This is just for Arabella Sock, who's blog you'll have to visit to understand why. Visit this posting and scan down the comments about alcohol-free January.

Tuesday, 5 January 2010

Evolution taking place on our doorstep

This fascinating BBC article reports on a paper by an international group of scientists, published in the journal Molecular Ecology. Apparently there are two distinct populations of killer whales in the seas around Great Britain, and it looks as though they're diverging into distinct species.

One group mostly eats fish, while the other eats seals, dolphins and small whales. The latter group seem to be more closely related to Antarctic Orcas, and the males grow to up to 2 metres longer than males of the fish-eating population.

"It's similar to how Darwin's finches have adapted to different ecological roles in the Galapagos, but on a larger scale," Dr Foote notes.
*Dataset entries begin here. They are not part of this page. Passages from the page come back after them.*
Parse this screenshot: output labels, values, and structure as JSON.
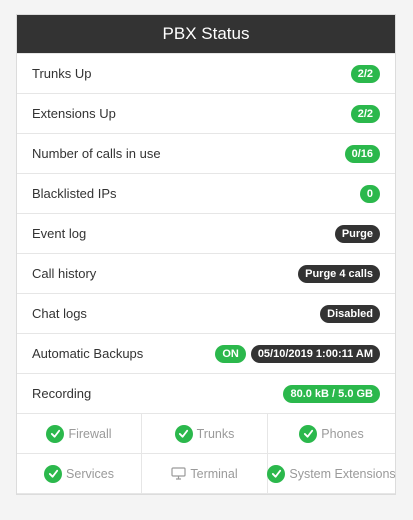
{
  "panel": {
    "title": "PBX Status"
  },
  "rows": [
    {
      "label": "Trunks Up",
      "badges": [
        {
          "text": "2/2",
          "color": "green"
        }
      ]
    },
    {
      "label": "Extensions Up",
      "badges": [
        {
          "text": "2/2",
          "color": "green"
        }
      ]
    },
    {
      "label": "Number of calls in use",
      "badges": [
        {
          "text": "0/16",
          "color": "green"
        }
      ]
    },
    {
      "label": "Blacklisted IPs",
      "badges": [
        {
          "text": "0",
          "color": "green"
        }
      ]
    },
    {
      "label": "Event log",
      "badges": [
        {
          "text": "Purge",
          "color": "dark"
        }
      ]
    },
    {
      "label": "Call history",
      "badges": [
        {
          "text": "Purge 4 calls",
          "color": "dark"
        }
      ]
    },
    {
      "label": "Chat logs",
      "badges": [
        {
          "text": "Disabled",
          "color": "dark"
        }
      ]
    },
    {
      "label": "Automatic Backups",
      "badges": [
        {
          "text": "ON",
          "color": "green"
        },
        {
          "text": "05/10/2019 1:00:11 AM",
          "color": "dark"
        }
      ]
    },
    {
      "label": "Recording",
      "badges": [
        {
          "text": "80.0 kB / 5.0 GB",
          "color": "green"
        }
      ]
    }
  ],
  "services": [
    {
      "label": "Firewall",
      "icon": "check-icon"
    },
    {
      "label": "Trunks",
      "icon": "check-icon"
    },
    {
      "label": "Phones",
      "icon": "check-icon"
    },
    {
      "label": "Services",
      "icon": "check-icon"
    },
    {
      "label": "Terminal",
      "icon": "monitor-icon"
    },
    {
      "label": "System Extensions",
      "icon": "check-icon"
    }
  ],
  "colors": {
    "green": "#2bb84c",
    "dark": "#333333",
    "header_bg": "#333333"
  }
}
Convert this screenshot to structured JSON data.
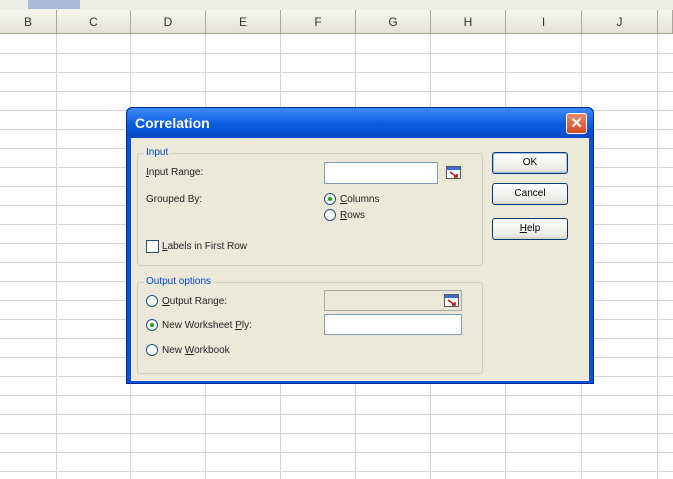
{
  "spreadsheet": {
    "columns": [
      "B",
      "C",
      "D",
      "E",
      "F",
      "G",
      "H",
      "I",
      "J"
    ]
  },
  "dialog": {
    "title": "Correlation",
    "close_glyph": "✕",
    "input_group": {
      "legend": "Input",
      "input_range_label_u": "I",
      "input_range_label_rest": "nput Range:",
      "input_range_value": "",
      "grouped_by_label": "Grouped By:",
      "columns_u": "C",
      "columns_rest": "olumns",
      "rows_u": "R",
      "rows_rest": "ows",
      "grouped_by_selected": "Columns",
      "labels_pre": "",
      "labels_u": "L",
      "labels_rest": "abels in First Row",
      "labels_checked": false
    },
    "output_group": {
      "legend": "Output options",
      "output_range_u": "O",
      "output_range_rest": "utput Range:",
      "new_ws_pre": "New Worksheet ",
      "new_ws_u": "P",
      "new_ws_rest": "ly:",
      "new_wb_pre": "New ",
      "new_wb_u": "W",
      "new_wb_rest": "orkbook",
      "selected": "New Worksheet Ply",
      "output_range_value": "",
      "new_worksheet_value": ""
    },
    "buttons": {
      "ok": "OK",
      "cancel": "Cancel",
      "help_u": "H",
      "help_rest": "elp"
    },
    "icons": {
      "range_picker": "collapse-dialog-icon",
      "close": "close-icon"
    }
  }
}
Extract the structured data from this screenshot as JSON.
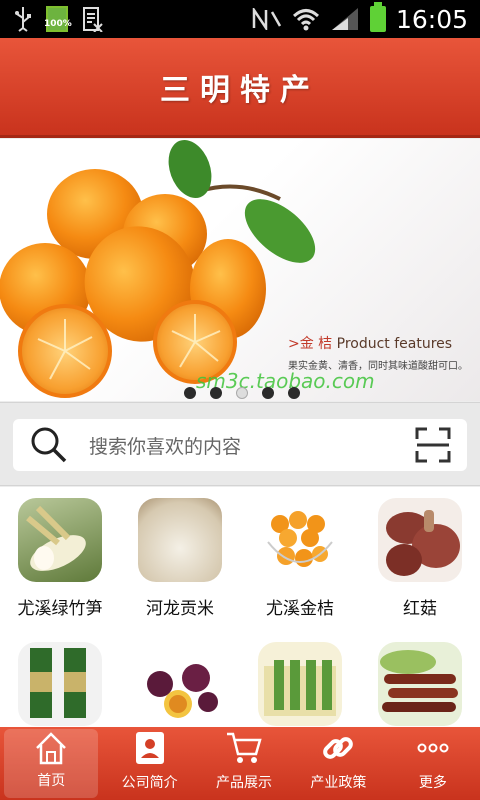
{
  "status_bar": {
    "time": "16:05",
    "battery_small_label": "100%"
  },
  "header": {
    "title": "三明特产"
  },
  "banner": {
    "feature_cn": ">金  桔",
    "feature_en": "Product features",
    "description": "果实金黄、清香，同时其味道酸甜可口。",
    "watermark": "sm3c.taobao.com",
    "slide_count": 5,
    "active_slide": 3
  },
  "search": {
    "placeholder": "搜索你喜欢的内容"
  },
  "products": [
    {
      "label": "尤溪绿竹笋"
    },
    {
      "label": "河龙贡米"
    },
    {
      "label": "尤溪金桔"
    },
    {
      "label": "红菇"
    },
    {
      "label": ""
    },
    {
      "label": ""
    },
    {
      "label": ""
    },
    {
      "label": ""
    }
  ],
  "tabs": [
    {
      "label": "首页",
      "icon": "home-icon"
    },
    {
      "label": "公司简介",
      "icon": "contact-card-icon"
    },
    {
      "label": "产品展示",
      "icon": "shopping-cart-icon"
    },
    {
      "label": "产业政策",
      "icon": "link-icon"
    },
    {
      "label": "更多",
      "icon": "more-icon"
    }
  ],
  "colors": {
    "accent": "#d43f26",
    "watermark": "#3fc43a"
  }
}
Monday, 4 January 2010

Slow-roast shoulder of mutton

A couple of years ago, Jenny and I cooked some mutton for the first time in living memory, and were very disappointed in it. Despite following instructions from a cookbook, it was tough to the point of being inedible and I recall that it tasted nasty, though that's not what Jenny remembers. We resolved not to make that mistake again.

Then the other week, the lady butcher in Bury Lane Farm Shop, knowing we're into slow-roasting, offered us a half-shoulder of mutton, promising that we'd love it. So we stuck it in the freezer, and finally cooked it on Friday for our New Years Day dinner.

We coated it with spices using a Hugh Fernleigh-Whittingstall recipe, covered it with foil and roasted it for 6 hours at 120°C. It was fabulous! We're complete converts. We don't know what we did wrong the last time, but this was as good as any of the other slow-roasts we've done. Yum!

Sunday, 3 January 2010

A Happy New Year

Well we've had a rather quiet Christmas, with just the two of us, and in fact, we have spent quite a lot of time working on various projects. Jenny had some Royal Society stuff that needed to be done and was quite time-consuming; I wanted to crack on preparing a website with some of my Galapagos photos.

To put that into perspective, I had anything from 75 to 120 photographs for each of the 8 islands we visited, so just reducing that to no more than about 20 per island was a significant task in itself. Then I cast around for some free software to help me make a slideshow for each island, though in the end I stuck with Irfanview, which I at least know how to drive.

If you give Irfanview a set of picture files, it will build you a home page and then a slideshow that allows you to next and previous through the pictures. I then edited the html, adding my own text, hyperlinks, etc. It's not finished and it's not perfect, but it's OK, so I think I'll publish it and the hell with it. It's here.

We have also had a small film fest for our local friends. We've seen Wall-E, Coraline, Slumdog Millionaire, Wild, In Bruges. Yes, there is a preponderance of the shallow, but hey! Not sure what we'll watch tonight, but that'll be it for the year!